FILLING the garden with flowers and vegetables raised from seed sown yourself must be one of the most satisfying things a gardener can do and April’s warm soil and showery weather makes it one of the best months to give it a try.
A packet of seeds costing a pound or two often has the potential to produce tens or even hundreds of plants, which means it’s an extremely economical way to grow. The easiest and quickest way to germinate seeds – and the one that I increasingly use now that I’m running round after a toddler – is to sow them directly into the soil where you want them to grow.
Hardy annuals are perfect for sowing this way and will produce a billowing, colourful display this summer for a fraction of the cost of standard summer bedding. There are many to choose from, but the delicate blues of love-in-a-mist (Nigella damascena), and cornflowers (Centaurea cyanus) look lovely alone or among perennials, as do the tall, lacy, white flowers of Ammi majus. Bright orange pot marigolds (Calendula officinalis) and the beautiful crimson poppy, Papaver commutatum “Ladybird”, with its black-spotted petals, add a glorious splash of colour to any display.
There’s also a range of vegetables that can be sown straight into the soil now to provide crops from early summer into winter. For a quick harvest try radishes, salad rocket and turnips. Peas, broad beans, parsnips, carrots, beetroot, lettuces and spring onions take longer to mature, but are all easy to grow, given reasonable soil in a sunny spot. To save space some vegetables are sown in rows now and transplanted to their final generous spacings later – usually in June. Leeks, along with brassicas, such as calabrese, purple sprouting broccoli, cabbages and kale, are commonly grown in this way.

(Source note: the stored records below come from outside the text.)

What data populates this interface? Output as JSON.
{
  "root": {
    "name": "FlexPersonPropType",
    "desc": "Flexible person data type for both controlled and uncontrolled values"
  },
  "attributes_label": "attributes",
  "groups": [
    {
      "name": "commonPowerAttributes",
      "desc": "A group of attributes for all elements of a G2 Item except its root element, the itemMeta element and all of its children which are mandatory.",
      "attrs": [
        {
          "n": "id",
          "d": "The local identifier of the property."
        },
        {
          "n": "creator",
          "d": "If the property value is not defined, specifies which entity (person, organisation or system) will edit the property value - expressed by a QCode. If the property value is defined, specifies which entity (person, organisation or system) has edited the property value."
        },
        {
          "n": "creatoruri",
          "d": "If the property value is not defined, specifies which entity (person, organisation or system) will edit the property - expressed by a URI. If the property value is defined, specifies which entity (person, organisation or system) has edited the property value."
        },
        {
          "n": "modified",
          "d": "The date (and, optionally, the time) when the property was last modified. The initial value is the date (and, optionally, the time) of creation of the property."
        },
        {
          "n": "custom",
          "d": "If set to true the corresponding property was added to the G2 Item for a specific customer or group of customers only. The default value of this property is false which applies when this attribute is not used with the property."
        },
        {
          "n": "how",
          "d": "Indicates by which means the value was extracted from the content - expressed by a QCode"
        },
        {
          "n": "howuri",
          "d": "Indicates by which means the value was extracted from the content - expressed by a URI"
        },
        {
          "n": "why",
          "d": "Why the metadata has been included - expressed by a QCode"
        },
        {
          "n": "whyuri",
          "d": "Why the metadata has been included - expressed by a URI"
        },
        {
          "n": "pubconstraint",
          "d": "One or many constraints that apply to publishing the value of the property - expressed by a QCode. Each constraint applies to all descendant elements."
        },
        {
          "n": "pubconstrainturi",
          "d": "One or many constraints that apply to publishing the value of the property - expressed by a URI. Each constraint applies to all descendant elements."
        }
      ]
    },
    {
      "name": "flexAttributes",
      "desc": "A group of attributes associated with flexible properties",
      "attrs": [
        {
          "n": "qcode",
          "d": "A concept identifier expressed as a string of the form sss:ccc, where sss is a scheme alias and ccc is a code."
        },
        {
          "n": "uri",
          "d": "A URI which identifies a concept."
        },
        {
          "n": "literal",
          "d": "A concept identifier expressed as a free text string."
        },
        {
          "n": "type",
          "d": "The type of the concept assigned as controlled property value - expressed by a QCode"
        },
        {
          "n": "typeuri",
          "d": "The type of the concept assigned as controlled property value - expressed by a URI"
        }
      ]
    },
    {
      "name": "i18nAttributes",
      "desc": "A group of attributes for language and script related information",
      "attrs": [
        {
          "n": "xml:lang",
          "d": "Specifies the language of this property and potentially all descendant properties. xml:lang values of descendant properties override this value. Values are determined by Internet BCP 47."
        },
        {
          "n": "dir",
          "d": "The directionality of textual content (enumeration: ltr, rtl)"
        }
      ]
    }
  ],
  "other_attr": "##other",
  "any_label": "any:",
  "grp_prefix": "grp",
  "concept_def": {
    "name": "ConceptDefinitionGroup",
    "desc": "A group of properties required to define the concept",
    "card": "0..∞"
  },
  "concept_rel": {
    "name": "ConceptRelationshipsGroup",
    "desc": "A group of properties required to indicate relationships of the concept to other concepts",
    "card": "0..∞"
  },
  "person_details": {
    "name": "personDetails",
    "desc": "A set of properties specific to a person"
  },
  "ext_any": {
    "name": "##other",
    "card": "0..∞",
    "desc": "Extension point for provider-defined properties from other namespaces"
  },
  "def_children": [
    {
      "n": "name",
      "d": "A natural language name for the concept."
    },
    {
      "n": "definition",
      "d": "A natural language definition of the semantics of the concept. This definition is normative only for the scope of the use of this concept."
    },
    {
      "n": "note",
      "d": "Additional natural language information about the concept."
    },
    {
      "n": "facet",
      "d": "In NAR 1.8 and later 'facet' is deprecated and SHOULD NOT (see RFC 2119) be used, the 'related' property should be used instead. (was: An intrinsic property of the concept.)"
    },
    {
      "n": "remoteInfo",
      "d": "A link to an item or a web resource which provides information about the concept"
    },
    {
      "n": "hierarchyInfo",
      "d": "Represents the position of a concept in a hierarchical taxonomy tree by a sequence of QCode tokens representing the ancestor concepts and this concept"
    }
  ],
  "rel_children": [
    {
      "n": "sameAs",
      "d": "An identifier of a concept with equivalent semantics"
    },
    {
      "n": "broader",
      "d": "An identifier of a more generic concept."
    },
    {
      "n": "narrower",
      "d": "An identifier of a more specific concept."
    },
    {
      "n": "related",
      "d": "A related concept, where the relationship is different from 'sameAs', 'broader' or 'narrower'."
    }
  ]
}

Elsewhere in the garden, tie climbing plants to their supports as they grow. The stems of climbing and rambling roses are best trained horizontally to encourage the production of flowering shoots. Lavenders, artemisias, penstemons and cotton lavender (Santolina) should be trimmed into shape to stop them getting too large and leggy. After our mild weather, many spring-flowering shrubs, such as Forsythia, will soon have finished flowering, allowing you to set to work if they need pruning. Remember though that there can still be frosts this month, so it’s best not to plant half-hardy summer bedding such as petunias until the end of May. If you are keen to get ahead, plant up pots and baskets in the greenhouse now to bring outdoors once the risk of frost has passed.